## About this task
Pull every line with the word "desc" out of the entries below.

## Data to use
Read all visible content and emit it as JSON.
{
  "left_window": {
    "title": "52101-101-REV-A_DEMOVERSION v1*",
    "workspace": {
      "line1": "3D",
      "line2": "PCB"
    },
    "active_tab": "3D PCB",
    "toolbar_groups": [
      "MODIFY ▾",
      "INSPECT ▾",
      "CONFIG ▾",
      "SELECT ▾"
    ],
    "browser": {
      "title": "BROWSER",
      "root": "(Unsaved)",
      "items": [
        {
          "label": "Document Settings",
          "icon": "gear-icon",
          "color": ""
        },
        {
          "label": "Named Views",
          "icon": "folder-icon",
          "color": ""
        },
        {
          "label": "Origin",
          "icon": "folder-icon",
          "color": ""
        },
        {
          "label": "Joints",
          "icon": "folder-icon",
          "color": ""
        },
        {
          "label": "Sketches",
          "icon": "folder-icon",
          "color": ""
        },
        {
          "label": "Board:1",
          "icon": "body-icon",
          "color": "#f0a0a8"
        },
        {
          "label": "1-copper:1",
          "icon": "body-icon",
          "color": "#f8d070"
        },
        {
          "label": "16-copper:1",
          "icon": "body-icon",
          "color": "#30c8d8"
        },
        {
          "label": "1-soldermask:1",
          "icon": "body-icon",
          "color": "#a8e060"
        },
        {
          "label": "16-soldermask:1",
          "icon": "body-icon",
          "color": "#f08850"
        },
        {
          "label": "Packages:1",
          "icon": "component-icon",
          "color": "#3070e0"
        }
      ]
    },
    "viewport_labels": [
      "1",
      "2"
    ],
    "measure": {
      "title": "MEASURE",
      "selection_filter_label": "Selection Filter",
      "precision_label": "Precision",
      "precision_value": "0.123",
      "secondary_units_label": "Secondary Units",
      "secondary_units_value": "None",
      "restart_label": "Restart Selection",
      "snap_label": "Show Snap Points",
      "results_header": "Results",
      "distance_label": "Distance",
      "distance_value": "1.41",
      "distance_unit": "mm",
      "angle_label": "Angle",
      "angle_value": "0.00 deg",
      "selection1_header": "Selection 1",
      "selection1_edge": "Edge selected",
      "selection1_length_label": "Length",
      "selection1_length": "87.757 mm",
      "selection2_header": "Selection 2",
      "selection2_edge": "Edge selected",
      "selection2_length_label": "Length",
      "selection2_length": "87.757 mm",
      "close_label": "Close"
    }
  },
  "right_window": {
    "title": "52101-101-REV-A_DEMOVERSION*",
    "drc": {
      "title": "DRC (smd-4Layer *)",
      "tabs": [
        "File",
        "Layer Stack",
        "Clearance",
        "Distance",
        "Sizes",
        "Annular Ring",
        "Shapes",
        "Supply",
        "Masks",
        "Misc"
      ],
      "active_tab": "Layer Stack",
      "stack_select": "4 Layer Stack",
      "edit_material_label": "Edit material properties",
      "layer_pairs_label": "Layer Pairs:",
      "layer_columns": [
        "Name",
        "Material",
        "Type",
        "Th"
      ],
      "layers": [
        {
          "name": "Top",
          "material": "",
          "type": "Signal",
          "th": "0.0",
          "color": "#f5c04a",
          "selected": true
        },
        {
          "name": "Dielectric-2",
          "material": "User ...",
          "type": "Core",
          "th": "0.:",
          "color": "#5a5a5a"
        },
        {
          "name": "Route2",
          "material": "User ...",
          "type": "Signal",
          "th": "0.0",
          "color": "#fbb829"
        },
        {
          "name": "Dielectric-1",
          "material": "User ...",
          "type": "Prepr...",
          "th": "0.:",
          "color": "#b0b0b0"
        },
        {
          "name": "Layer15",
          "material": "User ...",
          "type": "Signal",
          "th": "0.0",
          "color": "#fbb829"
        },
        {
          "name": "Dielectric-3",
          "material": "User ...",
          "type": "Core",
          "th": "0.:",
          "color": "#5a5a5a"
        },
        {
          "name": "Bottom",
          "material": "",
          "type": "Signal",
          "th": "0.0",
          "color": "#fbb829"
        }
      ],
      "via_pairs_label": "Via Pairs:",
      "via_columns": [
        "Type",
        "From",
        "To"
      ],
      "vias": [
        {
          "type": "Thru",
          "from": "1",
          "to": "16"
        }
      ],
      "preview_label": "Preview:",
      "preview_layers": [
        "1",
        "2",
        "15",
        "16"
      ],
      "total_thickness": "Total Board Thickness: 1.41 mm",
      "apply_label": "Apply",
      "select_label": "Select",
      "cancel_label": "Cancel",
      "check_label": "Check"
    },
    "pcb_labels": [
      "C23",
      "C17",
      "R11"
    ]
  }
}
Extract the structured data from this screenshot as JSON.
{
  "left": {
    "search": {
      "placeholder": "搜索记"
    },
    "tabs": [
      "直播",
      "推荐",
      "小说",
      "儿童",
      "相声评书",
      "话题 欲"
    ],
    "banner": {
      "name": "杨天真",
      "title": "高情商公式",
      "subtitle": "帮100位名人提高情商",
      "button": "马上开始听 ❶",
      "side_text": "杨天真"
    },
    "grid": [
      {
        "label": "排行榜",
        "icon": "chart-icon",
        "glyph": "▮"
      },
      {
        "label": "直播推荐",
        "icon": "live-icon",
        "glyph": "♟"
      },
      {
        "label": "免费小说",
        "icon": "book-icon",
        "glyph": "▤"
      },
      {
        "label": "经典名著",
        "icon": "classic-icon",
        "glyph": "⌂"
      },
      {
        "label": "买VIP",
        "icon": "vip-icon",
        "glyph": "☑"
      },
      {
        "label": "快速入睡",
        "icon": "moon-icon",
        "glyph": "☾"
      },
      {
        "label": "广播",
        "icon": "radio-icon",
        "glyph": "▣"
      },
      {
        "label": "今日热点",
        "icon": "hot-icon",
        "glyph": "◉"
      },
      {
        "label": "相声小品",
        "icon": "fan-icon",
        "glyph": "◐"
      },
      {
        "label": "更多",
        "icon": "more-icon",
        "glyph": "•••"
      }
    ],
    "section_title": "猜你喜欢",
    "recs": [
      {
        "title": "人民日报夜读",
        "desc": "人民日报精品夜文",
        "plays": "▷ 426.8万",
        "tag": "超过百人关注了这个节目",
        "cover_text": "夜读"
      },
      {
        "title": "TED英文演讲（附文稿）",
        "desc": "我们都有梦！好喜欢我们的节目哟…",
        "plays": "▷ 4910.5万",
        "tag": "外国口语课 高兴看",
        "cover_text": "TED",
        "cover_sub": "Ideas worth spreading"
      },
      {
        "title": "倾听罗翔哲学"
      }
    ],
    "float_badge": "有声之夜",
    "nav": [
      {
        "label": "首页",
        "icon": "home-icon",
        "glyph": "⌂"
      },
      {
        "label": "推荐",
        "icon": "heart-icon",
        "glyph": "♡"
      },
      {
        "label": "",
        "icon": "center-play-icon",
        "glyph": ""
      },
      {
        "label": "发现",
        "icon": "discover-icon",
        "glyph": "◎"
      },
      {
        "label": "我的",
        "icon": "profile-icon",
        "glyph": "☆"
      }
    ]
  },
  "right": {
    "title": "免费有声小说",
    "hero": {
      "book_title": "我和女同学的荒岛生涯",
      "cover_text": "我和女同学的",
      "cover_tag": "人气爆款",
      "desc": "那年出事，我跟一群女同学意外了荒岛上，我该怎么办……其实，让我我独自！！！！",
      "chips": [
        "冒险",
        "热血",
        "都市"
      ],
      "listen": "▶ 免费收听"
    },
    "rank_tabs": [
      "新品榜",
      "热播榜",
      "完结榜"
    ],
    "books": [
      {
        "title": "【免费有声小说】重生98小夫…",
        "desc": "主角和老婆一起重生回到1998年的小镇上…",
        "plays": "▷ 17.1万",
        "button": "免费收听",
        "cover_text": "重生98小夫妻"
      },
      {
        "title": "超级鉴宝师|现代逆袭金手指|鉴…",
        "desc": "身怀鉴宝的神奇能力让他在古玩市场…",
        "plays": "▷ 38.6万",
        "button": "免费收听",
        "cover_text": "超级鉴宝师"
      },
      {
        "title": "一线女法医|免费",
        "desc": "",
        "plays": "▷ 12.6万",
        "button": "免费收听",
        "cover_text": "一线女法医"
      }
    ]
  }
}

## Written solution
        "desc": "人民日报精品夜文",
        "desc": "我们都有梦！好喜欢我们的节目哟…",
      "desc": "那年出事，我跟一群女同学意外了荒岛上，我该怎么办……其实，让我我独自！！！！",
        "desc": "主角和老婆一起重生回到1998年的小镇上…",
        "desc": "身怀鉴宝的神奇能力让他在古玩市场…",
        "desc": "",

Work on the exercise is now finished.